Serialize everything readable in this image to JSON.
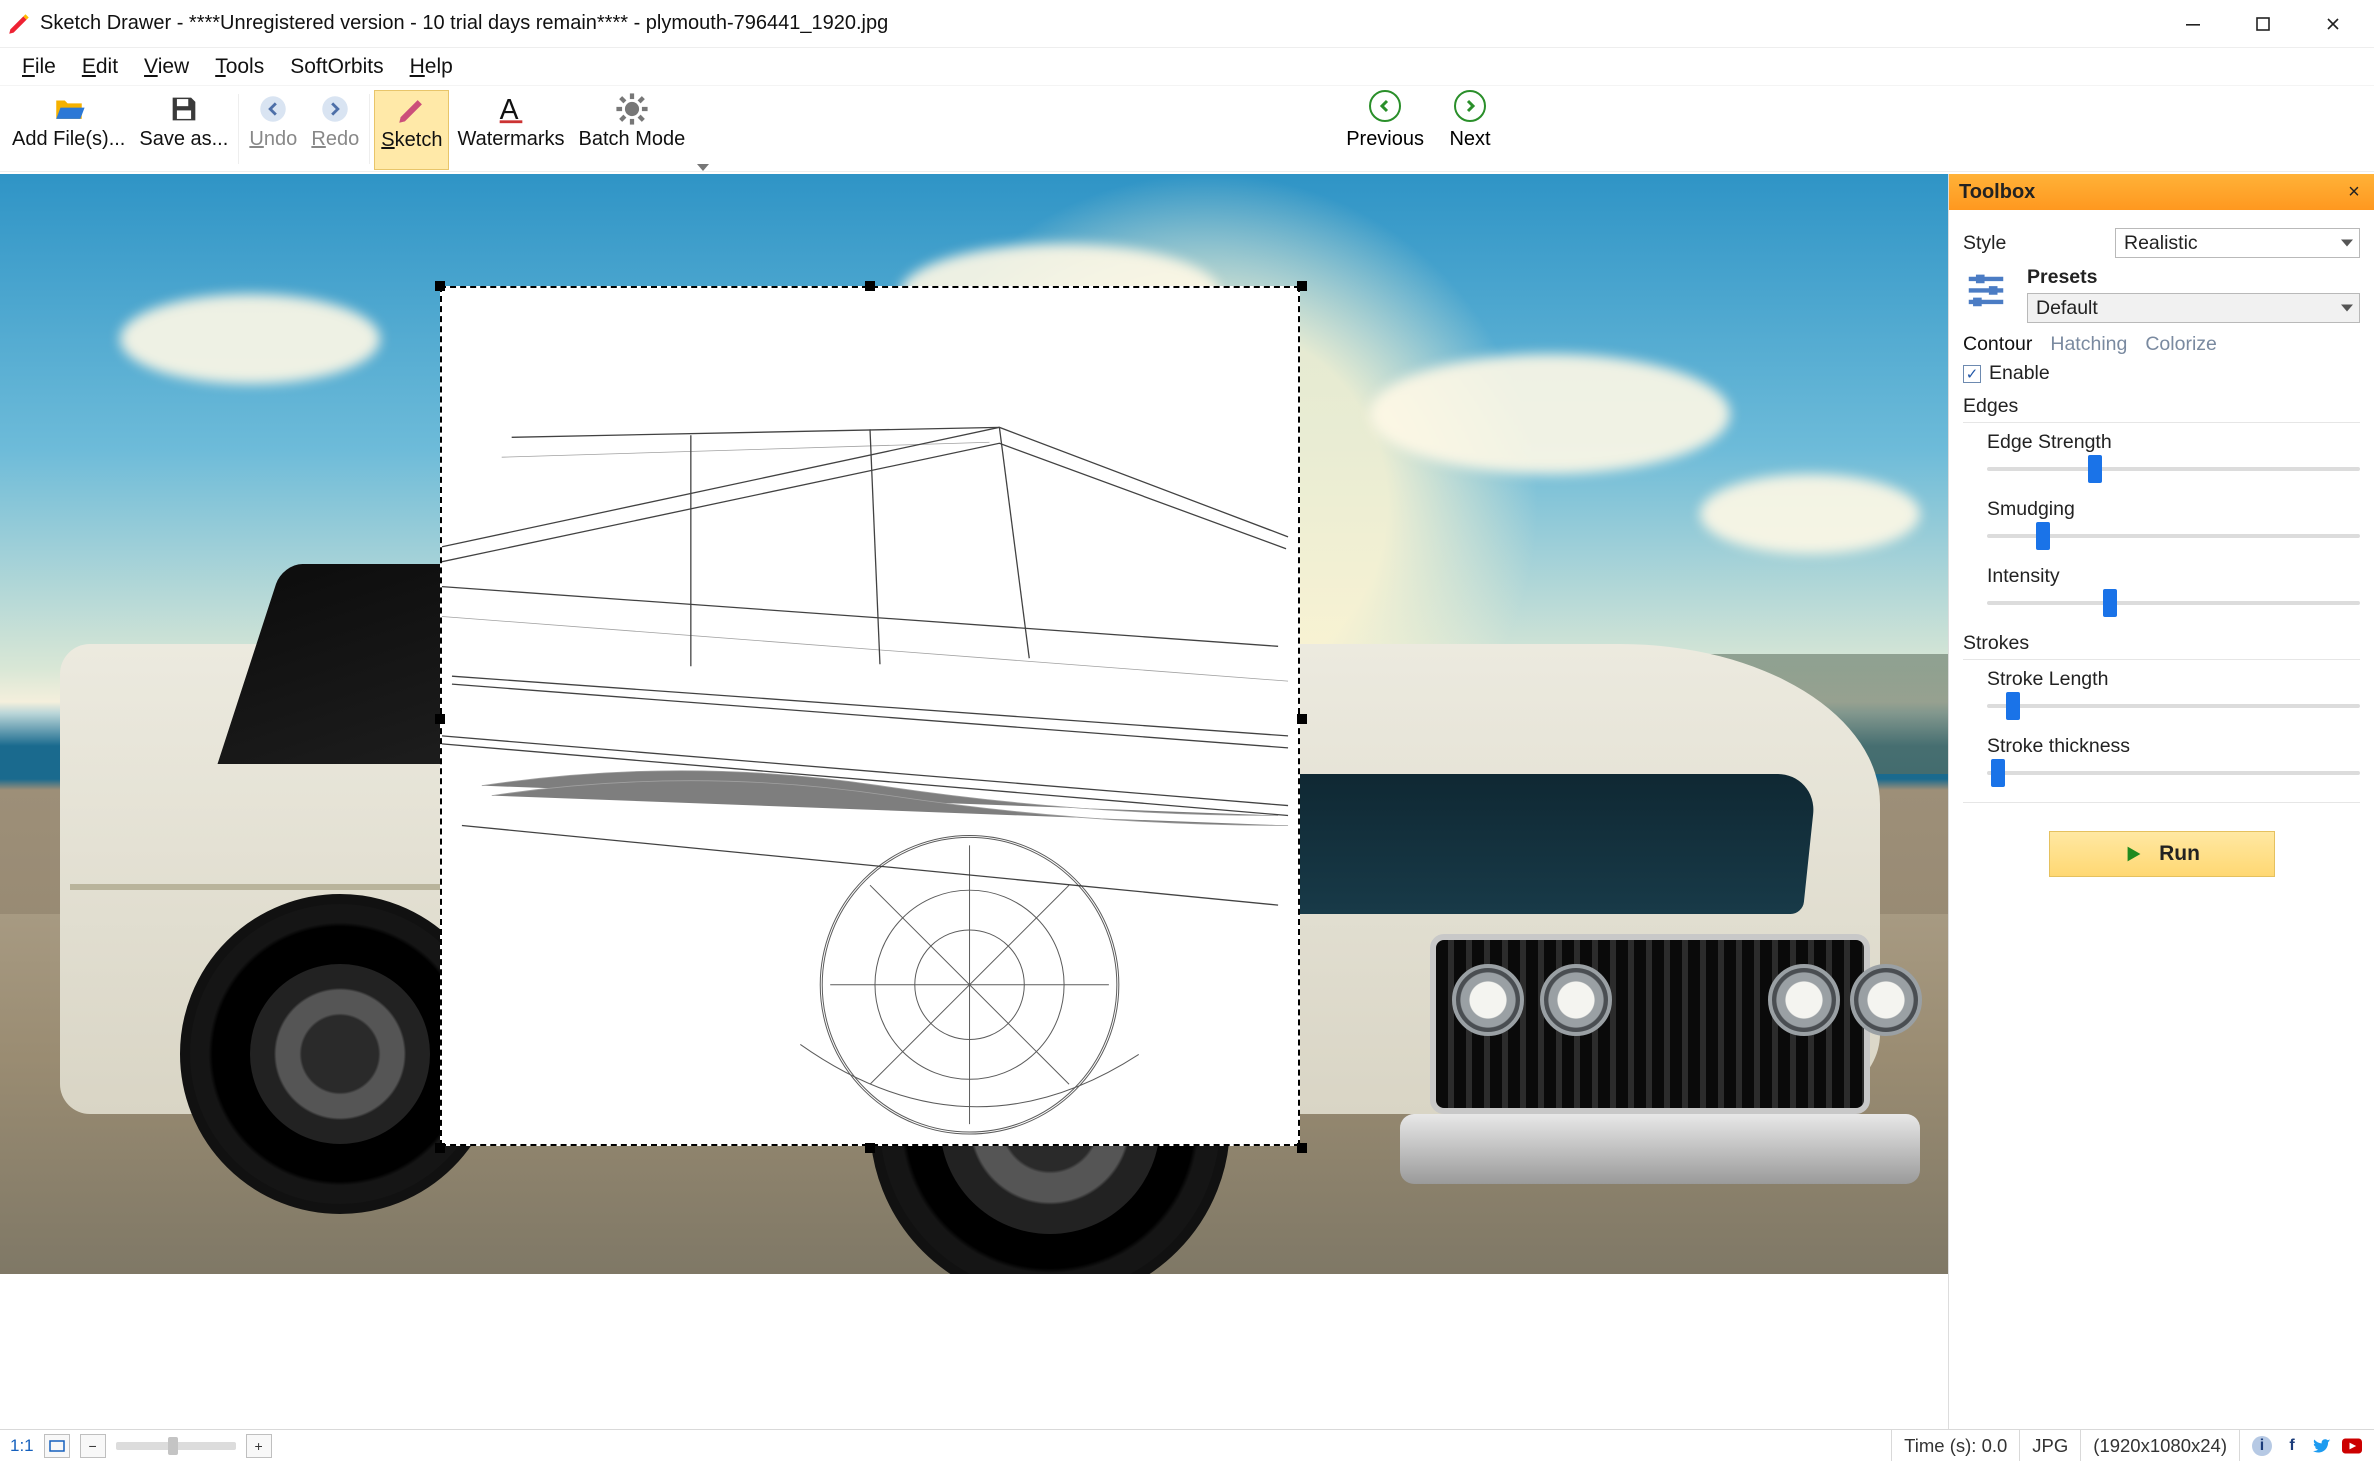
{
  "window": {
    "title": "Sketch Drawer - ****Unregistered version - 10 trial days remain**** - plymouth-796441_1920.jpg"
  },
  "menu": {
    "file": "File",
    "edit": "Edit",
    "view": "View",
    "tools": "Tools",
    "softorbits": "SoftOrbits",
    "help": "Help"
  },
  "toolbar": {
    "add": "Add File(s)...",
    "save": "Save as...",
    "undo": "Undo",
    "redo": "Redo",
    "sketch": "Sketch",
    "watermarks": "Watermarks",
    "batch": "Batch Mode",
    "previous": "Previous",
    "next": "Next"
  },
  "toolbox": {
    "title": "Toolbox",
    "style_label": "Style",
    "style_value": "Realistic",
    "presets_label": "Presets",
    "presets_value": "Default",
    "tab_contour": "Contour",
    "tab_hatching": "Hatching",
    "tab_colorize": "Colorize",
    "enable": "Enable",
    "edges_title": "Edges",
    "edge_strength": "Edge Strength",
    "smudging": "Smudging",
    "intensity": "Intensity",
    "strokes_title": "Strokes",
    "stroke_length": "Stroke Length",
    "stroke_thickness": "Stroke thickness",
    "run": "Run",
    "sliders": {
      "edge_strength": 29,
      "smudging": 15,
      "intensity": 33,
      "stroke_length": 7,
      "stroke_thickness": 3
    }
  },
  "status": {
    "zoom_label": "1:1",
    "time": "Time (s): 0.0",
    "format": "JPG",
    "dims": "(1920x1080x24)"
  }
}
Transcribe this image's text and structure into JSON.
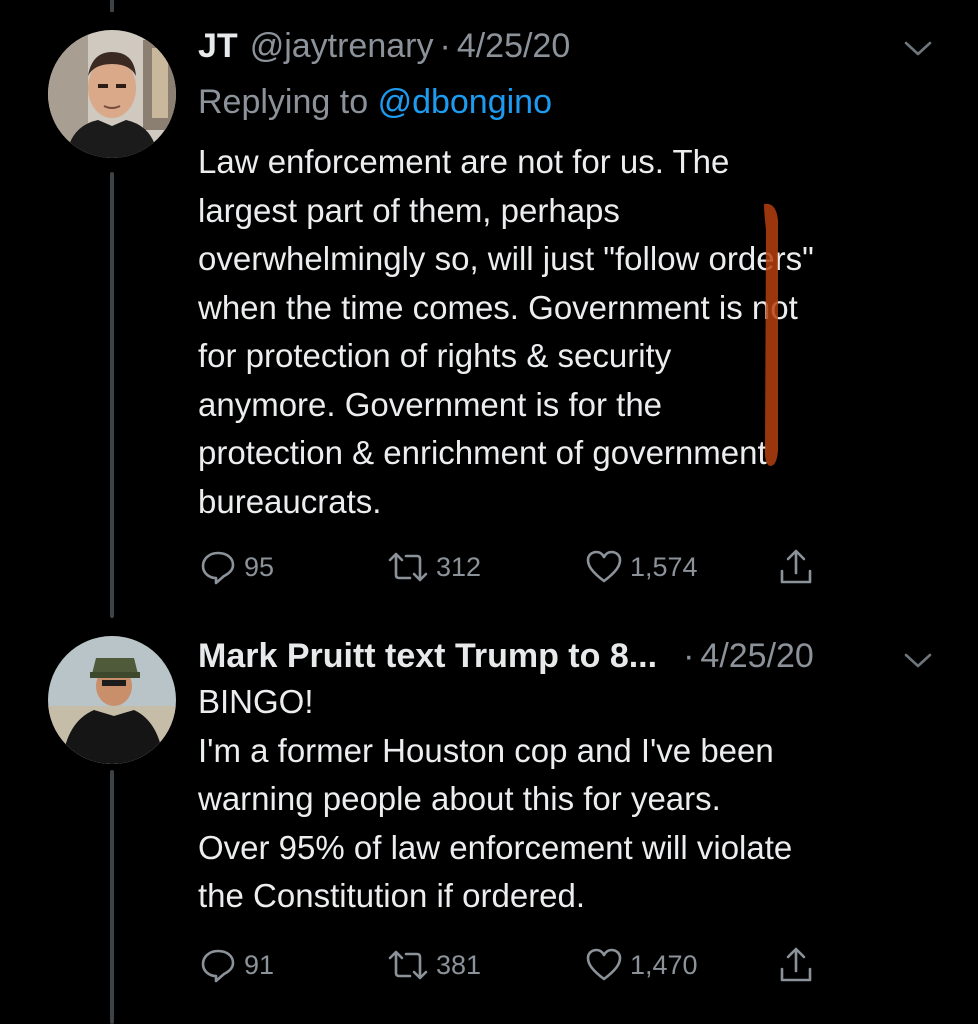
{
  "tweets": [
    {
      "author_name": "JT",
      "handle": "@jaytrenary",
      "separator": "·",
      "date": "4/25/20",
      "replying_prefix": "Replying to",
      "replying_to": "@dbongino",
      "text": "Law enforcement are not for us.  The\nlargest part of them, perhaps\noverwhelmingly so, will just \"follow orders\"\nwhen the time comes.  Government is not\nfor protection of rights & security\nanymore.  Government is for the\nprotection & enrichment of government\nbureaucrats.",
      "replies": "95",
      "retweets": "312",
      "likes": "1,574",
      "icons": [
        "reply-icon",
        "retweet-icon",
        "like-icon",
        "share-icon",
        "chevron-down-icon"
      ]
    },
    {
      "author_name": "Mark Pruitt text Trump to 8...",
      "separator": "·",
      "date": "4/25/20",
      "text": "BINGO!\nI'm a former Houston cop and I've been\nwarning people about this for years.\nOver 95% of law enforcement will violate\nthe Constitution if ordered.",
      "replies": "91",
      "retweets": "381",
      "likes": "1,470",
      "icons": [
        "reply-icon",
        "retweet-icon",
        "like-icon",
        "share-icon",
        "chevron-down-icon"
      ]
    }
  ],
  "colors": {
    "background": "#000000",
    "text": "#ecedef",
    "secondary": "#8b9299",
    "link": "#1d9bf0",
    "thread_line": "#3d4247",
    "annotation_mark": "#b5400f"
  }
}
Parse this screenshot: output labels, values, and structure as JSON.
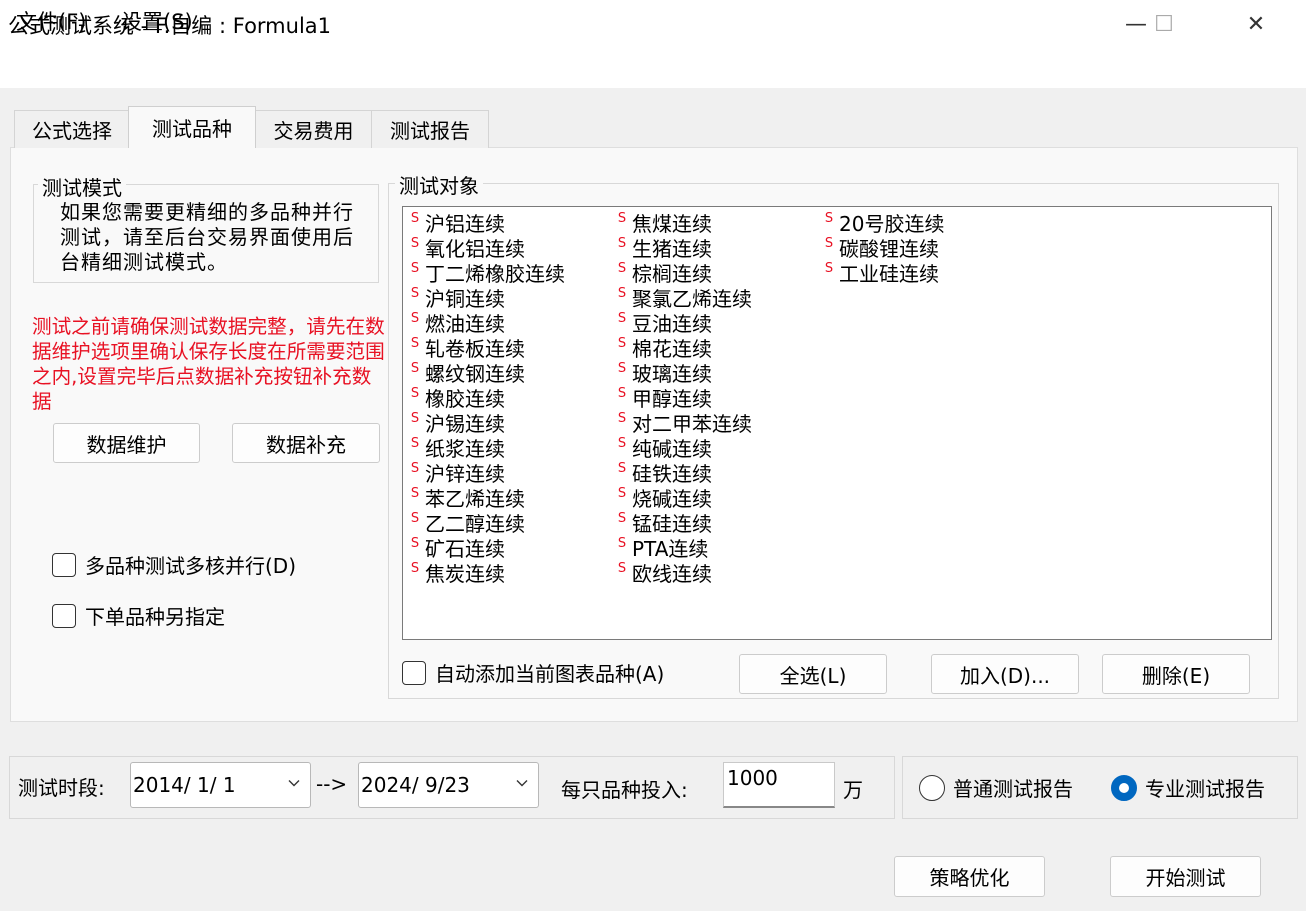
{
  "window": {
    "title": "公式测试系统 - F.自编 : Formula1",
    "minimize_glyph": "—",
    "maximize_glyph": "☐",
    "close_glyph": "✕"
  },
  "menu": {
    "file": "文件(F)",
    "settings": "设置(S)"
  },
  "tabs": [
    {
      "label": "公式选择",
      "active": false
    },
    {
      "label": "测试品种",
      "active": true
    },
    {
      "label": "交易费用",
      "active": false
    },
    {
      "label": "测试报告",
      "active": false
    }
  ],
  "test_mode": {
    "title": "测试模式",
    "text": "如果您需要更精细的多品种并行测试，请至后台交易界面使用后台精细测试模式。"
  },
  "warning": {
    "text": "测试之前请确保测试数据完整，请先在数据维护选项里确认保存长度在所需要范围之内,设置完毕后点数据补充按钮补充数据",
    "color": "#e81123"
  },
  "buttons": {
    "data_maintenance": "数据维护",
    "data_supplement": "数据补充",
    "select_all": "全选(L)",
    "add": "加入(D)...",
    "delete": "删除(E)",
    "optimize": "策略优化",
    "start_test": "开始测试"
  },
  "checkboxes": {
    "multicore": {
      "label": "多品种测试多核并行(D)",
      "checked": false
    },
    "order_symbol": {
      "label": "下单品种另指定",
      "checked": false
    },
    "auto_add": {
      "label": "自动添加当前图表品种(A)",
      "checked": false
    }
  },
  "test_objects": {
    "title": "测试对象",
    "badge": "S",
    "columns": [
      [
        "沪铝连续",
        "氧化铝连续",
        "丁二烯橡胶连续",
        "沪铜连续",
        "燃油连续",
        "轧卷板连续",
        "螺纹钢连续",
        "橡胶连续",
        "沪锡连续",
        "纸浆连续",
        "沪锌连续",
        "苯乙烯连续",
        "乙二醇连续",
        "矿石连续",
        "焦炭连续"
      ],
      [
        "焦煤连续",
        "生猪连续",
        "棕榈连续",
        "聚氯乙烯连续",
        "豆油连续",
        "棉花连续",
        "玻璃连续",
        "甲醇连续",
        "对二甲苯连续",
        "纯碱连续",
        "硅铁连续",
        "烧碱连续",
        "锰硅连续",
        "PTA连续",
        "欧线连续"
      ],
      [
        "20号胶连续",
        "碳酸锂连续",
        "工业硅连续"
      ]
    ]
  },
  "period": {
    "label": "测试时段:",
    "start": "2014/ 1/ 1",
    "arrow": "-->",
    "end": "2024/ 9/23"
  },
  "investment": {
    "label": "每只品种投入:",
    "value": "1000",
    "unit": "万"
  },
  "report_type": {
    "normal": {
      "label": "普通测试报告",
      "selected": false
    },
    "professional": {
      "label": "专业测试报告",
      "selected": true
    },
    "accent": "#0067c0"
  }
}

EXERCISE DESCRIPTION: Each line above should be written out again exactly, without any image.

TASK ANSWER:
Serialize everything readable in this image to JSON.
{
  "window": {
    "title": "Sketch Drawer - ****Unregistered version - 10 trial days remain**** - plymouth-796441_1920.jpg"
  },
  "menu": {
    "file": "File",
    "edit": "Edit",
    "view": "View",
    "tools": "Tools",
    "softorbits": "SoftOrbits",
    "help": "Help"
  },
  "toolbar": {
    "add": "Add File(s)...",
    "save": "Save as...",
    "undo": "Undo",
    "redo": "Redo",
    "sketch": "Sketch",
    "watermarks": "Watermarks",
    "batch": "Batch Mode",
    "previous": "Previous",
    "next": "Next"
  },
  "toolbox": {
    "title": "Toolbox",
    "style_label": "Style",
    "style_value": "Realistic",
    "presets_label": "Presets",
    "presets_value": "Default",
    "tab_contour": "Contour",
    "tab_hatching": "Hatching",
    "tab_colorize": "Colorize",
    "enable": "Enable",
    "edges_title": "Edges",
    "edge_strength": "Edge Strength",
    "smudging": "Smudging",
    "intensity": "Intensity",
    "strokes_title": "Strokes",
    "stroke_length": "Stroke Length",
    "stroke_thickness": "Stroke thickness",
    "run": "Run",
    "sliders": {
      "edge_strength": 29,
      "smudging": 15,
      "intensity": 33,
      "stroke_length": 7,
      "stroke_thickness": 3
    }
  },
  "status": {
    "zoom_label": "1:1",
    "time": "Time (s): 0.0",
    "format": "JPG",
    "dims": "(1920x1080x24)"
  }
}
Transcribe this image's text and structure into JSON.
{
  "tweets": [
    {
      "author_name": "JT",
      "handle": "@jaytrenary",
      "separator": "·",
      "date": "4/25/20",
      "replying_prefix": "Replying to",
      "replying_to": "@dbongino",
      "text": "Law enforcement are not for us.  The\nlargest part of them, perhaps\noverwhelmingly so, will just \"follow orders\"\nwhen the time comes.  Government is not\nfor protection of rights & security\nanymore.  Government is for the\nprotection & enrichment of government\nbureaucrats.",
      "replies": "95",
      "retweets": "312",
      "likes": "1,574",
      "icons": [
        "reply-icon",
        "retweet-icon",
        "like-icon",
        "share-icon",
        "chevron-down-icon"
      ]
    },
    {
      "author_name": "Mark Pruitt text Trump to 8...",
      "separator": "·",
      "date": "4/25/20",
      "text": "BINGO!\nI'm a former Houston cop and I've been\nwarning people about this for years.\nOver 95% of law enforcement will violate\nthe Constitution if ordered.",
      "replies": "91",
      "retweets": "381",
      "likes": "1,470",
      "icons": [
        "reply-icon",
        "retweet-icon",
        "like-icon",
        "share-icon",
        "chevron-down-icon"
      ]
    }
  ],
  "colors": {
    "background": "#000000",
    "text": "#ecedef",
    "secondary": "#8b9299",
    "link": "#1d9bf0",
    "thread_line": "#3d4247",
    "annotation_mark": "#b5400f"
  }
}
Parse this screenshot: output labels, values, and structure as JSON.
{
  "window": {
    "title": "公式测试系统 - F.自编 : Formula1",
    "minimize_glyph": "—",
    "maximize_glyph": "☐",
    "close_glyph": "✕"
  },
  "menu": {
    "file": "文件(F)",
    "settings": "设置(S)"
  },
  "tabs": [
    {
      "label": "公式选择",
      "active": false
    },
    {
      "label": "测试品种",
      "active": true
    },
    {
      "label": "交易费用",
      "active": false
    },
    {
      "label": "测试报告",
      "active": false
    }
  ],
  "test_mode": {
    "title": "测试模式",
    "text": "如果您需要更精细的多品种并行测试，请至后台交易界面使用后台精细测试模式。"
  },
  "warning": {
    "text": "测试之前请确保测试数据完整，请先在数据维护选项里确认保存长度在所需要范围之内,设置完毕后点数据补充按钮补充数据",
    "color": "#e81123"
  },
  "buttons": {
    "data_maintenance": "数据维护",
    "data_supplement": "数据补充",
    "select_all": "全选(L)",
    "add": "加入(D)...",
    "delete": "删除(E)",
    "optimize": "策略优化",
    "start_test": "开始测试"
  },
  "checkboxes": {
    "multicore": {
      "label": "多品种测试多核并行(D)",
      "checked": false
    },
    "order_symbol": {
      "label": "下单品种另指定",
      "checked": false
    },
    "auto_add": {
      "label": "自动添加当前图表品种(A)",
      "checked": false
    }
  },
  "test_objects": {
    "title": "测试对象",
    "badge": "S",
    "columns": [
      [
        "沪铝连续",
        "氧化铝连续",
        "丁二烯橡胶连续",
        "沪铜连续",
        "燃油连续",
        "轧卷板连续",
        "螺纹钢连续",
        "橡胶连续",
        "沪锡连续",
        "纸浆连续",
        "沪锌连续",
        "苯乙烯连续",
        "乙二醇连续",
        "矿石连续",
        "焦炭连续"
      ],
      [
        "焦煤连续",
        "生猪连续",
        "棕榈连续",
        "聚氯乙烯连续",
        "豆油连续",
        "棉花连续",
        "玻璃连续",
        "甲醇连续",
        "对二甲苯连续",
        "纯碱连续",
        "硅铁连续",
        "烧碱连续",
        "锰硅连续",
        "PTA连续",
        "欧线连续"
      ],
      [
        "20号胶连续",
        "碳酸锂连续",
        "工业硅连续"
      ]
    ]
  },
  "period": {
    "label": "测试时段:",
    "start": "2014/ 1/ 1",
    "arrow": "-->",
    "end": "2024/ 9/23"
  },
  "investment": {
    "label": "每只品种投入:",
    "value": "1000",
    "unit": "万"
  },
  "report_type": {
    "normal": {
      "label": "普通测试报告",
      "selected": false
    },
    "professional": {
      "label": "专业测试报告",
      "selected": true
    },
    "accent": "#0067c0"
  }
}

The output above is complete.